──────── PROVIDED DATA

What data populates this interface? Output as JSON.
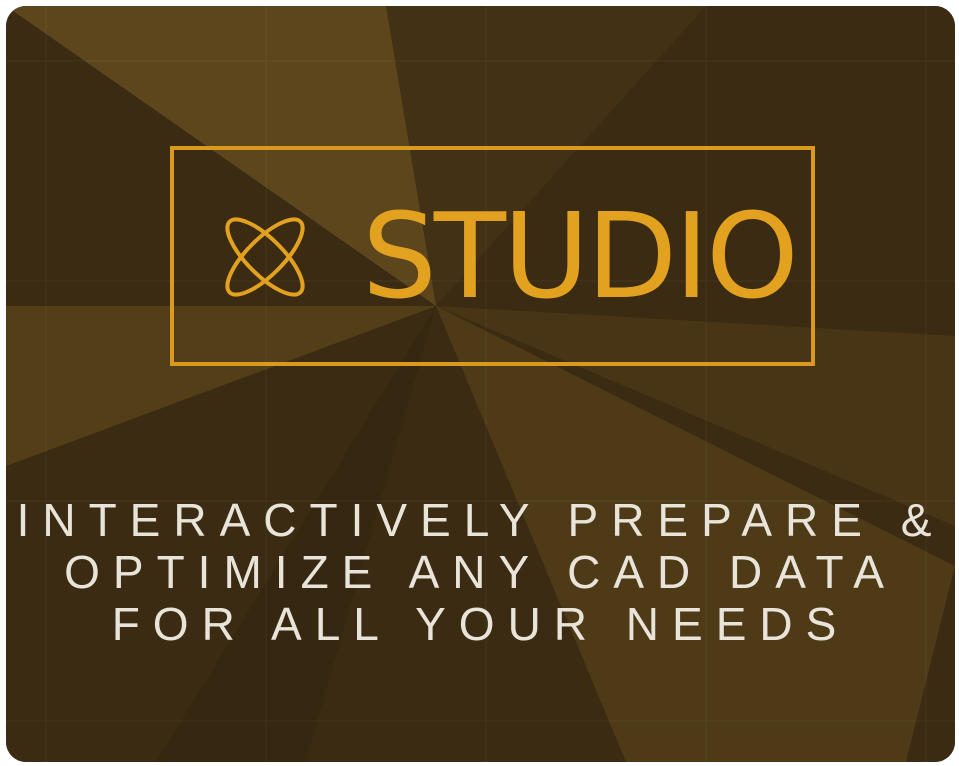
{
  "colors": {
    "background": "#3a2b12",
    "accent": "#e2a220",
    "text": "#e9e4da"
  },
  "logo": {
    "icon": "knot-icon",
    "text": "STUDIO"
  },
  "tagline": {
    "line1": "INTERACTIVELY PREPARE &",
    "line2": "OPTIMIZE ANY CAD DATA",
    "line3": "FOR ALL YOUR NEEDS"
  }
}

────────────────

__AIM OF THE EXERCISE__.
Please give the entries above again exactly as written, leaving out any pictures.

__RESULT OF THIS TASK__.
What data populates this interface? Output as JSON.
{
  "colors": {
    "background": "#3a2b12",
    "accent": "#e2a220",
    "text": "#e9e4da"
  },
  "logo": {
    "icon": "knot-icon",
    "text": "STUDIO"
  },
  "tagline": {
    "line1": "INTERACTIVELY PREPARE &",
    "line2": "OPTIMIZE ANY CAD DATA",
    "line3": "FOR ALL YOUR NEEDS"
  }
}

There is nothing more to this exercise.